I don’t know… I just really don’t know.
I was never convinced by the case National made in 2011 for selling 49% stakes in certain state assets. I didn’t really understand what they were trying to achieve. First, they would use the proceeds to pay off public debt. Then, they would use the proceeds to build schools and hospitals. I realise you can do both, but the more you do of one, the less you can of the other. Clearly debt wasn’t that pressing an issue. Then, they would give “mums and dads” a chance to invest in some of New Zealand’s best performing assets. So they obviously thought they were high-value, presumably because they brought good dividends. But they also thought a good way to balance books was to sell them. Which explanation flies?

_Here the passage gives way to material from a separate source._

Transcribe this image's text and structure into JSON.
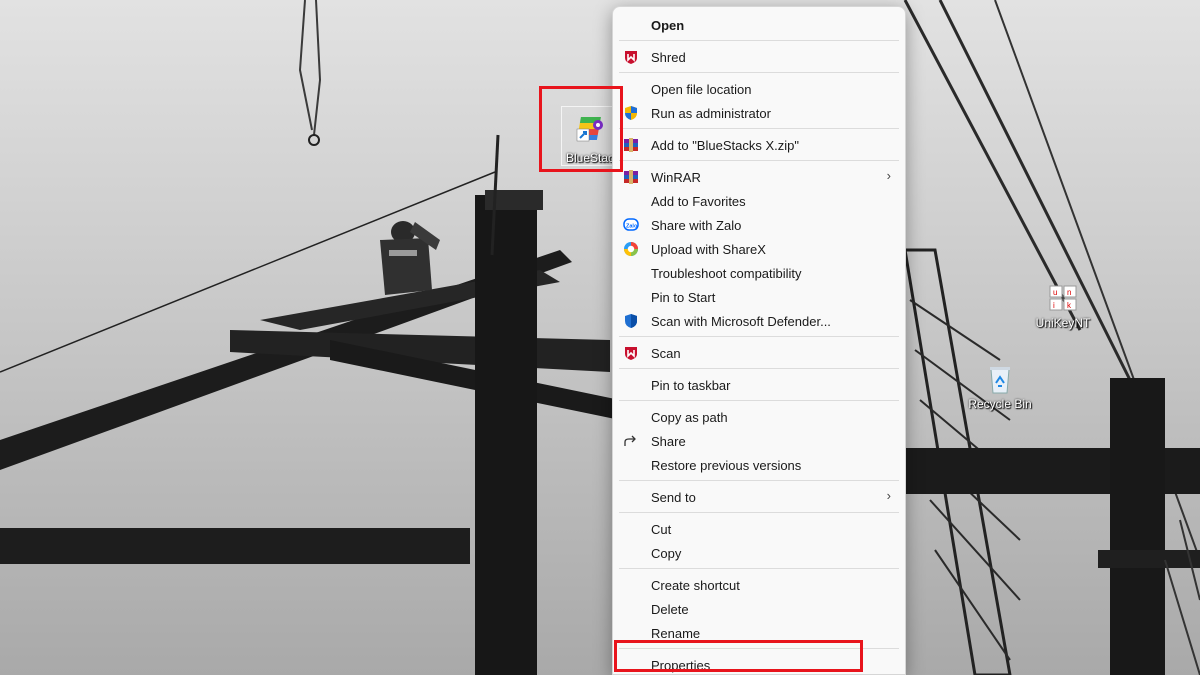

At the same time, Labour’s opposition tactic baffled me. Something emotional about “owning our future”, whatever that means. Something nationalistic about being “tenants in our own country”, as if I felt ownership because my government owned it. Something about profits going elsewhere, when presumably the sale price reflects anticipated profits. It amazed me how a technical economic topic could become as emotion-driven as marriage equality. As unconvinced as I was about National’s case, I couldn’t see why it’d be a disaster, either.
Here’s what I never got. If you think the government will “win”, as in, get a good price for the shares, then you must also think that these New Zealand “mums and dads” will be paying a premium for them. Conversely, if you think that that it’s a real opportunity for investors, then you must also think that the government will get lacklustre proceeds from the sale. So either the government cheats itself, or it cheats its constituents.
Okay, not quite. Firstly, you might think that neither party will win or lose, and it all won’t be much different. But then, why the hype, the angst, the excitement? Secondly, you might think it is a win-win, like most economic transactions. But stocks don’t work like consumable goods: their value (in general) is in their capacity to make you money. Thirdly, you might take the ideological line, about states being bad conductors of business. But no-one made this argument. They couldn’t, because National was going to retain a controlling stake.
This tension might seem convenient to opponents, but a similar one strings them. If the assets are high-value, as Labour and the Greens campaigned in 2011, then selling them means giving up good dividend streams—but also getting a good price from buyers. If the assets are low-value, as Labour and the Greens think now, then selling them means getting disappointing sale proceeds—but also ridding its books of poor investments. Either way, the price will (presumably) reflect the value of the asset.
So when asset sales became the defining issue of the election, I never got it.
After the election, the re-elected National government proceeded to do exactly as it said. And Labour and the Greens continually claimed that National didn’t have a “mandate” to run the sales. Why? Because polls showed that 70% of New Zealanders opposed them.
There is a huge meta-question behind that chain of logic. If the majority of a constituency opposes a policy, is the government obliged to follow them? How do you ascertain that for every single policy? Everyone made this issue the defining question of the election, and one side lost. Why does or doesn’t that constitute a mandate? What does that mean for the concept of representative democracy? When do we abandon it in favour of direct democracy?
Frustratingly, those questions got almost no attention. I don’t intend for this post to be an analysis of constitutional principles (hint: this means you should not comment giving or asking for an analysis of constitutional principles), but to provide some context, briefly: I think we elect governments to do a job, and then let them do their job. There are lots of nuances to this, and I think it’s important to hear opposition, but I don’t think polls should alone be enough to dictate government policy.
So when National proceeded, I wasn’t fussed. I don’t think it’s an affront to democracy, and I can’t see why it’ll be hugely either damaging or beneficial.
I actually abstained in the last citizens’ initiated referendum, because I thought the question was dumb. My threshold for boycotting a vote is very high: along the lines of, there is no correct way to answer the question. Otherwise, in general, I think people should vote in referenda. Tactically, there’s no way to distinguish between a boycott vote and an apathetic one. In principle, even if opposed to citizens’ initiated referenda, I think we should change the system, not try to undermine it.
So I’d like to vote. If someone can suggest to me why I should vote one way or the other, I’m happy to hear it. But please don’t revert to ideological references to the past, emotive nationalist ownership arguments, arguments that contradict the 51% stake thing, or other ridiculousness. And please try to be consistent. If you think a low price makes it a failure, I expect you to think that a high price makes it a success. Otherwise, find an argument that isn’t premised on the amount of proceeds or dividends.